Do some mock interviews: A mock interview with friends or family will help you slip into the zone. You can discuss your work experience and career goals professionally and concisely.
3. Make a Strong Impact in the Initial Five Minutes
- Show enthusiasm and appreciation for their time.
- Begin with a positive remark about the company.
- Say something like, “I’m excited about the opportunity to contribute to [company] in [specific area].
4. Pay Close Attention
Listen closely to the interviewer’s questions and make sure you understand them before responding. Give a thoughtful response after pausing for a time. Ask for an explanation if you don’t understand the question.
5. Show Your True Self
During the interview, be genuine and allow your personality to shine. Authenticity can set you apart from other applicants and aid the interviewer in determining whether you fit the company’s culture.
6. Think positive
- Avoid complaining during interviews.
- Even if asked about negative experiences, stay positive.
- Don’t answer directly about your least favorite courses or previous job dislikes.
- Highlight positive aspects and lessons learned instead.
- Emphasize what you appreciated or how experiences helped you grow.
7. Bring a Copy of Your Resume
Make sure you bring a copy of your resume, along with any other relevant documents or certifications. This shows that you’re organized and prepared, and can also help refresh your memory if you need to reference any past experiences or accomplishments during the interview.
8. Maintain Professional Decorum
During the interview, behave professionally by shaking the interviewer’s hand firmly, making eye contact that is suitable, and not interrupting or talking over them.
9. Maintain Proper Body Alignment
Maintain a confident, professional posture throughout the interview. Your feet should be firmly planted on the ground when you sit up straight. Avoid moving around or slouching, which can suggest trepidation or lack of confidence.
Handling Tough Situations
1. Demonstrate your expertise
Look for opportunities to insert specific examples of your professional experience and expertise into the conversation. Did you improve a process or solve a problem at your current or previous job? Have you read books, attended conferences, or written blog posts that are relevant to the position?
2. Research the Interviewer

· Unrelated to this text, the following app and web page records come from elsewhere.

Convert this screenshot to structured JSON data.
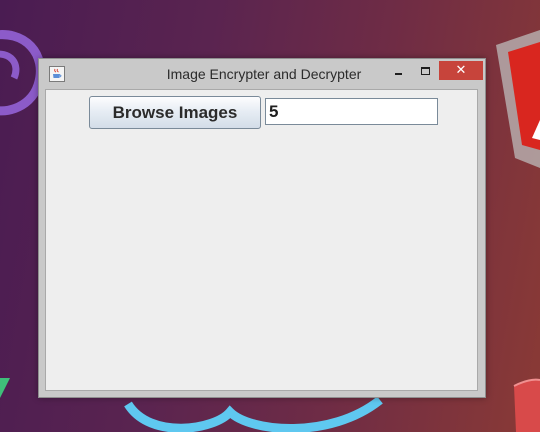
{
  "window": {
    "title": "Image Encrypter and Decrypter",
    "close_glyph": "✕"
  },
  "toolbar": {
    "browse_label": "Browse Images",
    "key_value": "5"
  },
  "icons": {
    "app": "java-cup-icon",
    "minimize": "minimize-icon",
    "maximize": "maximize-icon",
    "close": "close-icon"
  },
  "colors": {
    "close_button": "#c7443b",
    "window_frame": "#c9c9c9",
    "content_bg": "#eeeeee"
  }
}
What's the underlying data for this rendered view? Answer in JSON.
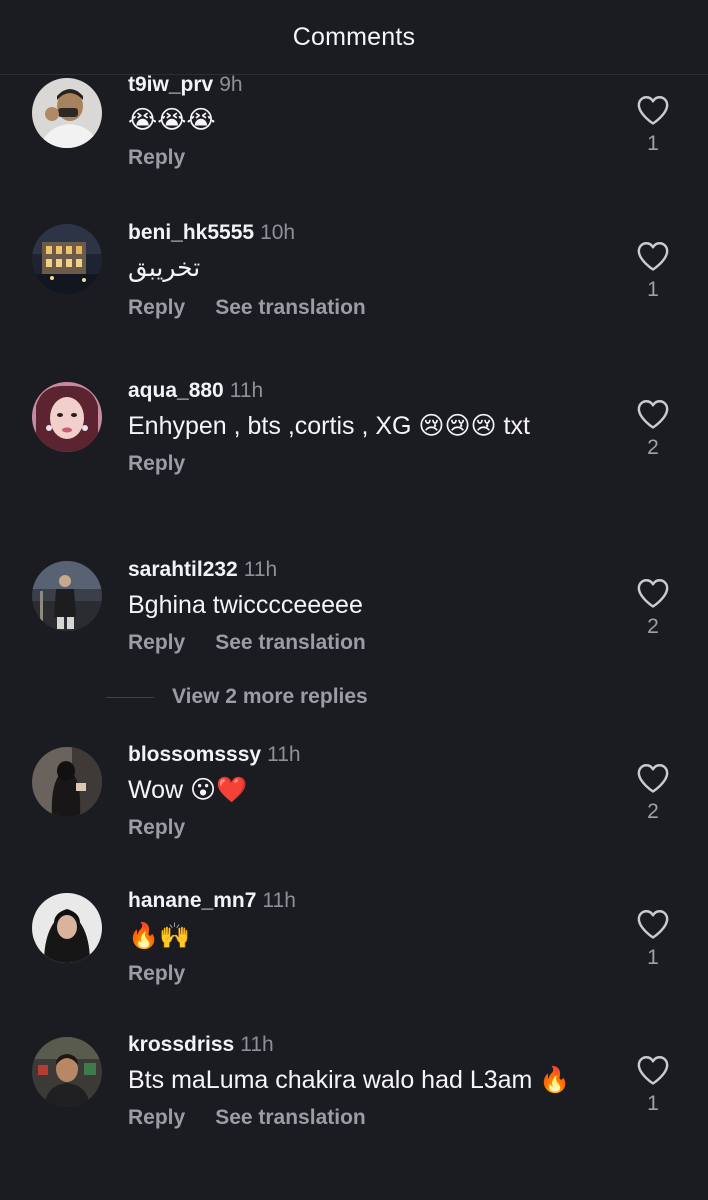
{
  "header": {
    "title": "Comments"
  },
  "comments": [
    {
      "username": "t9iw_prv",
      "time": "9h",
      "text": "😭😭😭",
      "reply": "Reply",
      "likes": "1"
    },
    {
      "username": "beni_hk5555",
      "time": "10h",
      "text": "تخريبق",
      "reply": "Reply",
      "translate": "See translation",
      "likes": "1"
    },
    {
      "username": "aqua_880",
      "time": "11h",
      "text": "Enhypen , bts ,cortis , XG 😢😢😢 txt",
      "reply": "Reply",
      "likes": "2"
    },
    {
      "username": "sarahtil232",
      "time": "11h",
      "text": "Bghina twicccceeeee",
      "reply": "Reply",
      "translate": "See translation",
      "likes": "2"
    },
    {
      "username": "blossomsssy",
      "time": "11h",
      "text": "Wow 😮❤️",
      "reply": "Reply",
      "likes": "2"
    },
    {
      "username": "hanane_mn7",
      "time": "11h",
      "text": "🔥🙌",
      "reply": "Reply",
      "likes": "1"
    },
    {
      "username": "krossdriss",
      "time": "11h",
      "text": "Bts maLuma chakira walo had L3am 🔥",
      "reply": "Reply",
      "translate": "See translation",
      "likes": "1"
    }
  ],
  "view_more": {
    "label": "View 2 more replies"
  },
  "icons": {
    "like": "heart-outline-icon"
  },
  "colors": {
    "background": "#1b1c21",
    "muted": "#9a9da4"
  }
}
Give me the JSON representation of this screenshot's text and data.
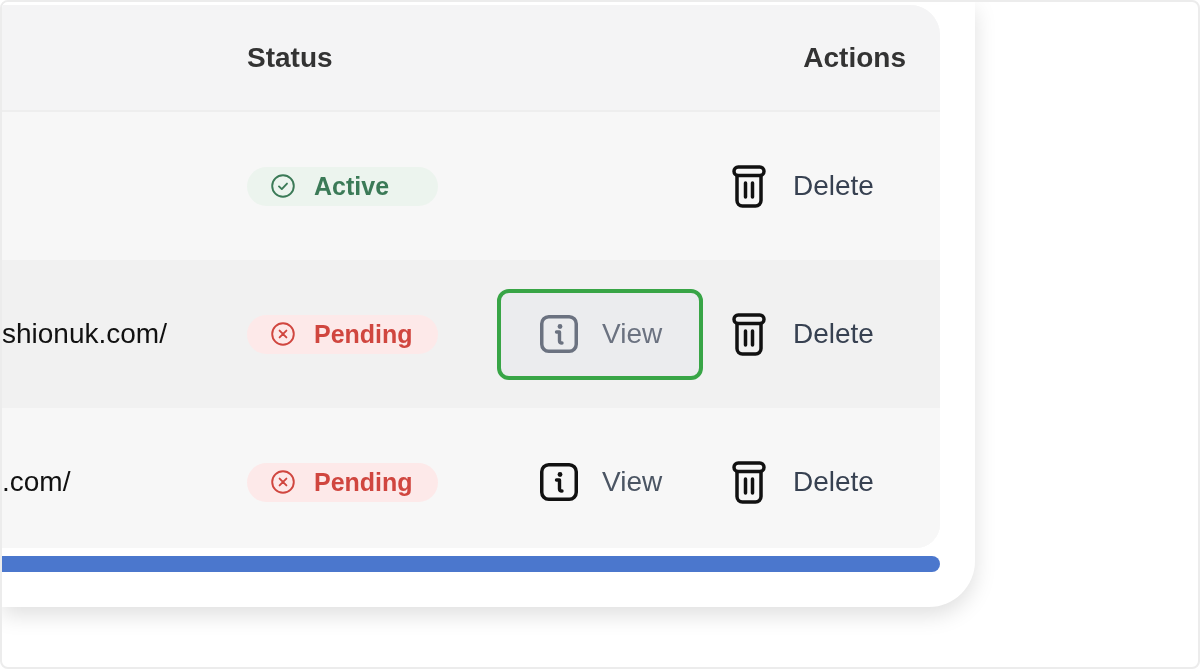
{
  "table": {
    "columns": [
      {
        "label": "Status"
      },
      {
        "label": "Actions"
      }
    ],
    "rows": [
      {
        "status": {
          "kind": "active",
          "label": "Active"
        },
        "delete": {
          "label": "Delete"
        }
      },
      {
        "column_1": "shionuk.com/",
        "status": {
          "kind": "pending",
          "label": "Pending"
        },
        "view": {
          "label": "View",
          "focused": true
        },
        "delete": {
          "label": "Delete"
        }
      },
      {
        "column_1": ".com/",
        "status": {
          "kind": "pending",
          "label": "Pending"
        },
        "view": {
          "label": "View",
          "focused": false
        },
        "delete": {
          "label": "Delete"
        }
      }
    ]
  }
}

Research the interviewer in advance if you can to learn more about their background and hobbies. This can help you build rapport and find common ground during the interview.

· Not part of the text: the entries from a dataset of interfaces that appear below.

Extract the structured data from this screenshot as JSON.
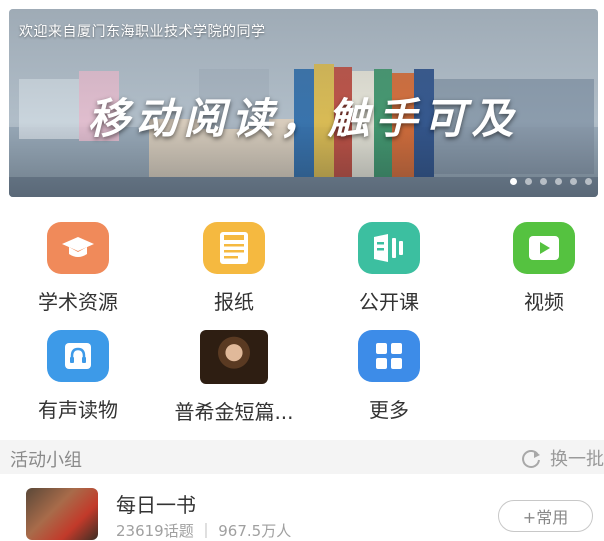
{
  "banner": {
    "welcome_text": "欢迎来自厦门东海职业技术学院的同学",
    "slogan": "移动阅读，触手可及",
    "dots_count": 6,
    "active_dot": 0
  },
  "grid": {
    "items": [
      {
        "label": "学术资源",
        "icon": "graduation-cap-icon",
        "color": "#f08a5a"
      },
      {
        "label": "报纸",
        "icon": "newspaper-icon",
        "color": "#f5b940"
      },
      {
        "label": "公开课",
        "icon": "open-course-icon",
        "color": "#3cbfa0"
      },
      {
        "label": "视频",
        "icon": "video-play-icon",
        "color": "#55c240"
      },
      {
        "label": "有声读物",
        "icon": "headphones-book-icon",
        "color": "#3d9ae8"
      },
      {
        "label": "普希金短篇...",
        "icon": "portrait-image",
        "color": "#4a2e1c"
      },
      {
        "label": "更多",
        "icon": "more-grid-icon",
        "color": "#3d8ce8"
      }
    ]
  },
  "section": {
    "title": "活动小组",
    "refresh_label": "换一批",
    "refresh_icon": "refresh-icon"
  },
  "group": {
    "name": "每日一书",
    "meta": "23619话题 ｜ 967.5万人",
    "button_label": "+常用"
  }
}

3. Show confidence and lead the interview.
Politeness should not lead to passivity in interviews. Treat it like a conversation where both you and the interviewer contribute. Don’t wait for questions; ensure the interviewer learns about your strengths.
4. Prepare to address unlawful or inappropriate inquiries
Interview questions about personal details like race, age, gender, religion, marital status, or sexual orientation are not appropriate and might even be illegal. If faced with such questions, you can respond by asking why it’s relevant or address the underlying concern, like your commitment to your career.
After the interview
After the interview, send a thank-you note or email to the interviewer. This shows that you’re interested in the position and appreciate the opportunity to interview. You can also use this as an opportunity to reiterate your interest in the company and emphasize any relevant skills or experiences that you may have overlooked during the interview.
Don’t give up!
After a disappointing interview, don’t give up. Reach out to the interviewer via note, email, or call. Admit the communication hiccup, highlight your value, and express your eagerness for the role. Success depends on the company and your effort, but not trying means zero chance. This approach has worked for many, so give it a shot!
Preparing for an interview requires a bit of research and planning, but it’s well worth the effort. By following these tips, you can demonstrate your skills and experience, showcase your interest in the company, and ultimately land your dream job. Good luck!